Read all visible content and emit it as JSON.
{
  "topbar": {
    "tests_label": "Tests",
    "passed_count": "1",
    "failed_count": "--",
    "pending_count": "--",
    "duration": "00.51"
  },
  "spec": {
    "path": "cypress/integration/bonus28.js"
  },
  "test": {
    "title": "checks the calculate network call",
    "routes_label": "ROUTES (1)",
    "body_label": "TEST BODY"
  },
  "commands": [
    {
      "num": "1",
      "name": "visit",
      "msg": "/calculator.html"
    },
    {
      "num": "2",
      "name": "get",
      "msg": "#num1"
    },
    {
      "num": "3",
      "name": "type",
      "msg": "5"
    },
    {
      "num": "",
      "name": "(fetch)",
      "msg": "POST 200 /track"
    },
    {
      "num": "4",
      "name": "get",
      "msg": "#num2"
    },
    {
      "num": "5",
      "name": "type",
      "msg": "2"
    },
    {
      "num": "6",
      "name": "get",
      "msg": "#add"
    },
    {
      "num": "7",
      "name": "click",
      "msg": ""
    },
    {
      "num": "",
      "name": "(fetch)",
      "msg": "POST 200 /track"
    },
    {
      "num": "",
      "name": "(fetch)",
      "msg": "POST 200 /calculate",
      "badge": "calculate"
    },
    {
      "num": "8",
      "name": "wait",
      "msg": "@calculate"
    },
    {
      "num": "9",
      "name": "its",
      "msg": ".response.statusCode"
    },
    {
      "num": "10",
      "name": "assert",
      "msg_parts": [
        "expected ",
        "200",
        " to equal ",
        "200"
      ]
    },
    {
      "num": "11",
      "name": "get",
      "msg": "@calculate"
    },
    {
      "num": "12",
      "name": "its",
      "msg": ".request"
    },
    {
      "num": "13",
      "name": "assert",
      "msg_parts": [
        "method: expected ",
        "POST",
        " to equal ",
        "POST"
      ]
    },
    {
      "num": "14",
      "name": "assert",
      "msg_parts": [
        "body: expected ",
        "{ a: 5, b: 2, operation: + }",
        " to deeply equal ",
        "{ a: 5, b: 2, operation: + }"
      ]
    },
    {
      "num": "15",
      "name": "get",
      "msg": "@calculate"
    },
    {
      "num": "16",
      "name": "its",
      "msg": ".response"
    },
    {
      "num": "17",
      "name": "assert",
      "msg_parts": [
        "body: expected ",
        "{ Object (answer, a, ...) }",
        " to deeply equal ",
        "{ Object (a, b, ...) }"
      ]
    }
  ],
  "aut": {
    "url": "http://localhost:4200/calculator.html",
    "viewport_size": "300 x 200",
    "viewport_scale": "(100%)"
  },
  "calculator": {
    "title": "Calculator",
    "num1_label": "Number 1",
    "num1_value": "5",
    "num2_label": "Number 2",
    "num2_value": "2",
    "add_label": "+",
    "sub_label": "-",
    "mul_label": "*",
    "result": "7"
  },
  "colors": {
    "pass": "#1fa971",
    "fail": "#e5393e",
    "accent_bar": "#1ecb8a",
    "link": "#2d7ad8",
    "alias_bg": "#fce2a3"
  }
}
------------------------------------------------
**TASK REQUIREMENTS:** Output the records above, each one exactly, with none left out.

**EXERCISE ANSWER:**
Read all visible content and emit it as JSON.
{
  "topbar": {
    "tests_label": "Tests",
    "passed_count": "1",
    "failed_count": "--",
    "pending_count": "--",
    "duration": "00.51"
  },
  "spec": {
    "path": "cypress/integration/bonus28.js"
  },
  "test": {
    "title": "checks the calculate network call",
    "routes_label": "ROUTES (1)",
    "body_label": "TEST BODY"
  },
  "commands": [
    {
      "num": "1",
      "name": "visit",
      "msg": "/calculator.html"
    },
    {
      "num": "2",
      "name": "get",
      "msg": "#num1"
    },
    {
      "num": "3",
      "name": "type",
      "msg": "5"
    },
    {
      "num": "",
      "name": "(fetch)",
      "msg": "POST 200 /track"
    },
    {
      "num": "4",
      "name": "get",
      "msg": "#num2"
    },
    {
      "num": "5",
      "name": "type",
      "msg": "2"
    },
    {
      "num": "6",
      "name": "get",
      "msg": "#add"
    },
    {
      "num": "7",
      "name": "click",
      "msg": ""
    },
    {
      "num": "",
      "name": "(fetch)",
      "msg": "POST 200 /track"
    },
    {
      "num": "",
      "name": "(fetch)",
      "msg": "POST 200 /calculate",
      "badge": "calculate"
    },
    {
      "num": "8",
      "name": "wait",
      "msg": "@calculate"
    },
    {
      "num": "9",
      "name": "its",
      "msg": ".response.statusCode"
    },
    {
      "num": "10",
      "name": "assert",
      "msg_parts": [
        "expected ",
        "200",
        " to equal ",
        "200"
      ]
    },
    {
      "num": "11",
      "name": "get",
      "msg": "@calculate"
    },
    {
      "num": "12",
      "name": "its",
      "msg": ".request"
    },
    {
      "num": "13",
      "name": "assert",
      "msg_parts": [
        "method: expected ",
        "POST",
        " to equal ",
        "POST"
      ]
    },
    {
      "num": "14",
      "name": "assert",
      "msg_parts": [
        "body: expected ",
        "{ a: 5, b: 2, operation: + }",
        " to deeply equal ",
        "{ a: 5, b: 2, operation: + }"
      ]
    },
    {
      "num": "15",
      "name": "get",
      "msg": "@calculate"
    },
    {
      "num": "16",
      "name": "its",
      "msg": ".response"
    },
    {
      "num": "17",
      "name": "assert",
      "msg_parts": [
        "body: expected ",
        "{ Object (answer, a, ...) }",
        " to deeply equal ",
        "{ Object (a, b, ...) }"
      ]
    }
  ],
  "aut": {
    "url": "http://localhost:4200/calculator.html",
    "viewport_size": "300 x 200",
    "viewport_scale": "(100%)"
  },
  "calculator": {
    "title": "Calculator",
    "num1_label": "Number 1",
    "num1_value": "5",
    "num2_label": "Number 2",
    "num2_value": "2",
    "add_label": "+",
    "sub_label": "-",
    "mul_label": "*",
    "result": "7"
  },
  "colors": {
    "pass": "#1fa971",
    "fail": "#e5393e",
    "accent_bar": "#1ecb8a",
    "link": "#2d7ad8",
    "alias_bg": "#fce2a3"
  }
}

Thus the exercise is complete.